Chert and chert conglomerate constitute a considerable part of the Paleozoic sequence at several localities in this area. Chert and silicified rocks approaching chert in composition are probably present in formations of different ages within the Paleozoic. Much of the chert and chert conglomerate, however, is of Devonian and Mississippian age, and where possible such rocks have been separately mapped. The rock here designated chert conglomerate is, so far as known at present, unique in that it is found only among the Paleozoic rocks. It is not just a conglomerate composed of chert pebbles but is a conglomerate made up of rounded to angular chert fragments in a chert matrix. It is so well consolidated that the rock commonly breaks across the chert pebbles. The chert conglomerate, as well as much of the chert, presents a peculiar problem in stratigraphic genesis, which is considered at greater length on pages 90–92 of this report.
No large bodies of limestone are included in the major grouping of undifferentiated noncalcareous Paleozoic rocks.
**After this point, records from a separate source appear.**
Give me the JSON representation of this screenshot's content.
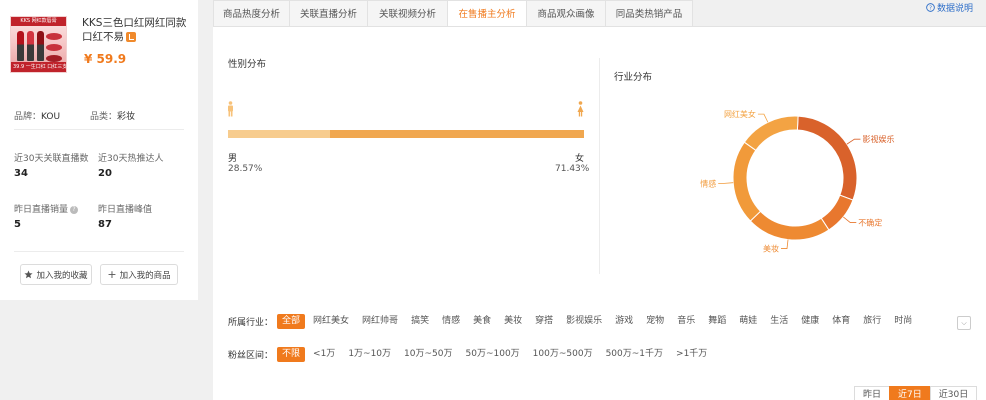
{
  "product": {
    "title": "KKS三色口红网红同款口红不易",
    "thumb_banner": "KKS 网红款唇膏",
    "thumb_footer": "39.9 一生口红 口红三支",
    "price": "¥ 59.9",
    "brand_label": "品牌：",
    "brand": "KOU",
    "category_label": "品类：",
    "category": "彩妆",
    "stats": [
      {
        "label": "近30天关联直播数",
        "value": "34"
      },
      {
        "label": "近30天热推达人",
        "value": "20"
      },
      {
        "label": "昨日直播销量",
        "value": "5"
      },
      {
        "label": "昨日直播峰值",
        "value": "87"
      }
    ],
    "btn_favorite": "加入我的收藏",
    "btn_goods": "加入我的商品"
  },
  "tabs": [
    "商品热度分析",
    "关联直播分析",
    "关联视频分析",
    "在售播主分析",
    "商品观众画像",
    "同品类热销产品"
  ],
  "active_tab": 3,
  "help_link": "数据说明",
  "gender": {
    "title": "性别分布",
    "male_label": "男",
    "female_label": "女",
    "male_pct": "28.57%",
    "female_pct": "71.43%",
    "male_value": 28.57
  },
  "industry": {
    "title": "行业分布",
    "slices": [
      {
        "name": "影视娱乐",
        "value": 30,
        "color": "#d9622b"
      },
      {
        "name": "不确定",
        "value": 10,
        "color": "#e8772e"
      },
      {
        "name": "美妆",
        "value": 22,
        "color": "#ee8a32"
      },
      {
        "name": "情感",
        "value": 22,
        "color": "#f19a3a"
      },
      {
        "name": "网红美女",
        "value": 16,
        "color": "#f3a343"
      }
    ]
  },
  "filters": {
    "industry_label": "所属行业：",
    "industry_options": [
      "全部",
      "网红美女",
      "网红帅哥",
      "搞笑",
      "情感",
      "美食",
      "美妆",
      "穿搭",
      "影视娱乐",
      "游戏",
      "宠物",
      "音乐",
      "舞蹈",
      "萌娃",
      "生活",
      "健康",
      "体育",
      "旅行",
      "时尚"
    ],
    "industry_selected": 0,
    "fans_label": "粉丝区间：",
    "fans_options": [
      "不限",
      "<1万",
      "1万~10万",
      "10万~50万",
      "50万~100万",
      "100万~500万",
      "500万~1千万",
      ">1千万"
    ],
    "fans_selected": 0
  },
  "date_range": {
    "options": [
      "昨日",
      "近7日",
      "近30日"
    ],
    "selected": 1
  },
  "colors": {
    "accent": "#f07a1d",
    "link": "#2f6fc9"
  }
}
Only a few small lenses of limestone and some larger bodies of calcareous shale were seen by Prindle and the writer in 1911. Such rocks occur usually in thin beds, varying in color from blue-gray to black, and show the results of metamorphism by their closely folded and locally recrystallized condition.
Basic and ultrabasic rocks, commonly designated greenstone and serpentine, are found at numerous localities in this region. Like the cherts, but to a greater degree, they are distributed throughout the Paleozoic sequence and may not in general be mapped as a lithologic unit without assembling rocks of very diverse age. Along with these basic igneous rocks are found more or less shale and chert, commonly in shades of light and dark green, not unlike the greenstones themselves, and probably of contemporaneous origin. Notwithstanding the undesirability of assembling together rocks of different ages, an attempt has been made to map these greenstones separately, so far as possible, with the hope that they may some time be further subdivided according to relative age. The undifferentiated greenstones are described further on pages 148-150. The prominent bluff on the Yukon just below Eagle, at the mouth of Mission Creek, is composed of undifferentiated greenstone. (See pl. 7, A.)
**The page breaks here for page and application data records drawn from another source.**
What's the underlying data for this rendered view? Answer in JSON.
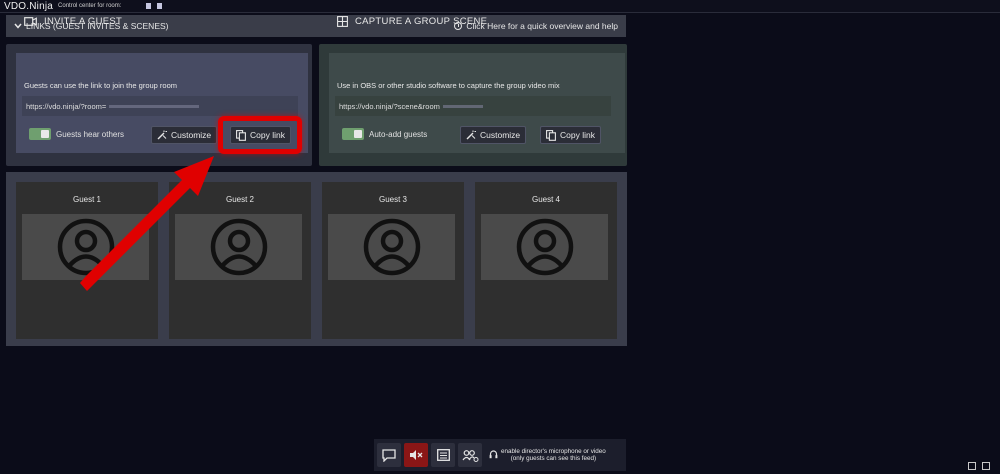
{
  "topbar": {
    "brand": "VDO.Ninja",
    "room_label": "Control center for room:"
  },
  "header": {
    "title": "LINKS (GUEST INVITES & SCENES)",
    "help": "Click Here for a quick overview and help"
  },
  "invite": {
    "title": "INVITE A GUEST",
    "description": "Guests can use the link to join the group room",
    "link": "https://vdo.ninja/?room=",
    "toggle_label": "Guests hear others",
    "customize_label": "Customize",
    "copy_label": "Copy link"
  },
  "capture": {
    "title": "CAPTURE A GROUP SCENE",
    "description": "Use in OBS or other studio software to capture the group video mix",
    "link": "https://vdo.ninja/?scene&room",
    "toggle_label": "Auto-add guests",
    "customize_label": "Customize",
    "copy_label": "Copy link"
  },
  "guests": [
    {
      "name": "Guest 1"
    },
    {
      "name": "Guest 2"
    },
    {
      "name": "Guest 3"
    },
    {
      "name": "Guest 4"
    }
  ],
  "controls": {
    "director_line1": "enable director's microphone or video",
    "director_line2": "(only guests can see this feed)"
  },
  "colors": {
    "highlight": "#e00000",
    "mute": "#8a1616",
    "toggle_on": "#6f9f6f"
  }
}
At the northeast side of the band in the Yukon, below Calico Bluff, and just east of the band of Upper Cambrian limestone that crops out along the river bank, the rocks are black, yellow-brown, and green shales, with numerous beds of hard black quartzite that alters to a rusty-colored rock. These rocks crop out for 200 feet or more along the beach, and fragmental material along the beach for some distance farther east indicates their presence higher up the hillside. These shales and quartzites, which dip southward, appear to underlie the Upper Cambrian limestone and to overlie the Middle Cambrian limestone farther up the hillside, but the obvious faulting in this particular area makes it hazardous to classify them definitely as part of the Cambrian sequence, though they appear to belong to that system.
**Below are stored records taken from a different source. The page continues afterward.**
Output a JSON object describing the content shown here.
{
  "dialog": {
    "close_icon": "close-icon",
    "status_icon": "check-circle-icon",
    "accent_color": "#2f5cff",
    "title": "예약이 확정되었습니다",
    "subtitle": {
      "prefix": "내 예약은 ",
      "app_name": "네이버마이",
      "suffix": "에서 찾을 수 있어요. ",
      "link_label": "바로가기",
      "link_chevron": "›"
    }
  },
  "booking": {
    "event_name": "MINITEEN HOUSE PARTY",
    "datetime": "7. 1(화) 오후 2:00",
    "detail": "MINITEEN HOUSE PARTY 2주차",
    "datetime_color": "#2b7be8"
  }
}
A more conspicuous group of undifferentiated Paleozoic rocks occurs along the southwest bank of the Yukon, cropping out intermittently from a point just below Fourth of July Creek downstream to Glenn Creek. Just below Fourth of July Creek a mass that extends out into the river a short distance and projects above the water is known locally as the “Rock of Ages.” About 4 miles below Fourth of July Creek the same rocks form a more extensive reef that projects a considerable distance into the river. This group consists essentially of thin-bedded black to light-gray dolomite, usually